How it works

Tourism is for Everybody is a movement of individuals, businesses and policy-makers acting together to improve the experience for disabled tourists and travellers in the UK.

It’s not just about installing facilities. It’s about understanding, awareness and respect. So whether you’re an individual, a tourism business, or anyone who can help us spread the word - explore the links below and find out how you can help.

Join the conversation

We’re broadening understanding of ‘accessible tourism’ - how it feels, how we measure it and what it really means to disabled individuals.

We’re listening to real experiences and sharing advice. We’re helping tourism businesses ensure a positive experience for every individual. Everybody can be part of this conversation.

I'm passionate about helping others to have the confidence to travel

Carrie-Ann has run Tourism for All's operations from offices in Kendal, the Lake District, since 2005. Herself a lover of travel, Carrie-Ann has never let being a wheelchair user stop her enjoying new places and experiences. This gives her real empathy with others who may have encountered difficulty in finding suitable facilities and services, or who may lack the confidence to plan a holiday, and a real determination to help them enjoy great holiday experiences.

Travel is about discovery, and everybody should have the chance to experience that

As a wheelchair user and someone who loves to travel, I think ‘Tourism is for Everybody’ is an important campaign and one that will benefit myself as well as so many other people and businesses. It will help people discover great accessible places whilst raising awareness and improving accessibility.

Travel helps me to understand myself, and Asperger syndrome, and this campaign makes that possible for everybody

I have been fortunate enough to visit various parts of Europe, including stays in Switzerland and Germany, as well as the USA, seeing for myself how other cultures live and gain a better understanding of myself.
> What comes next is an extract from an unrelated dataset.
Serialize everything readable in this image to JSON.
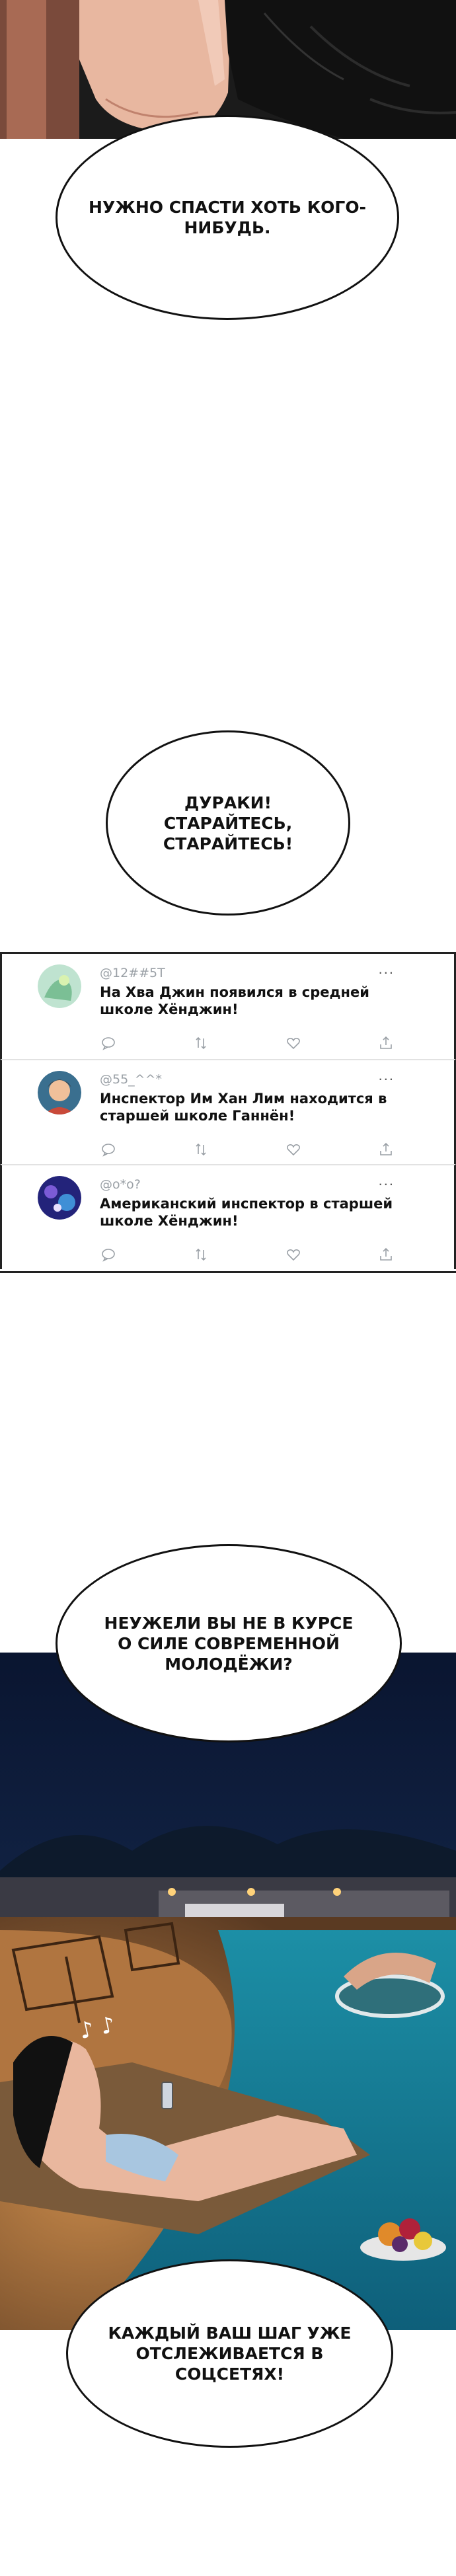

For me, this campaign serves as a way to help others with Asperger syndrome and autism, like myself, to have the opportunity to experience the joys of travel for themselves, wherever that may be. I believe this is very important in our interconnected world.

I want to book my family holiday with confidence, and focus on enjoyment

As a disabled person and a parent, I believe a movement such as Tourism is for Everybody is vital. I want to be able to go on trips and holidays with the confidence to be able to take my Son places and have an enjoyable day out. I know that if I see a business sporting the Tourism is for Everybody logo it will be welcoming and easy for myself and other disabled tourists to access.

My wife and I want to holiday together, and just need a little help and understanding

My wife and I never had a holiday apart, only ever separated if I was required to stay away on business. Alzheimer’s changed that, you must have respite they said! The thought of a holiday without her was awful, now I have hope, together again, on holiday with help and assistance.

It’s not just about legislation and infrastructure, it’s about awareness and respect

I am very proud that Tourism for All has launched this campaign. I see this as providing a better experience for travellers and tourists as well as being a massive benefit to businesses. I have worked in the industry for over 50 years in many different sectors and with my experience and also being a parent of a wheel chair user fully appreciate how much better life can be for disabled people by the simplest of things – staff who are well informed, confident and welcoming.

Staycations are 4 everybody

Iain Leslie happily shared his recent holiday experience with us. ​Time for a break, I thought. All the usual, get away from it all, eat well, visit new places of interest, have a few drinks in the bar, meet and greet new people etc., etc. But wait, we are Brexiting The European Union. The pound is down (temporarily, I hope) against most currencies. Greece has problems of its own and Spain, Italy, Portugal and even France are in the financial doldrums. I can cope with assisted international travel but the occasion has to be well planned in advance, assistance organised through several stages of each journey and, of course, paid for in full. So on this occasion, after a survey of nearby alternatives (too few to mention) when I needed to take a two week break away from my usual home and carer (the wife), I chose to return to the local Revitalise Centre in Southampton – Netley Waterside House.

Accessible air travel: it’s good, but needs to be so much better

Co-editor Martyn Sibley talks about his experiences of flying with a disability and what still needs to be done to make air travel more accessible.

Independent Living Scotland: inspiring and enabling for 2016

Make a date in your diary – the countdown is on for this year’s Independent Living Scotland, Scotland’s premier disability and independent living lifestyle event taking place from the 5th – 6th October at Glasgow’s SECC.

Who are we?

Tourism for All is the UK Voice for Accessible Tourism. We are a national charity dedicated to making tourism welcoming to all.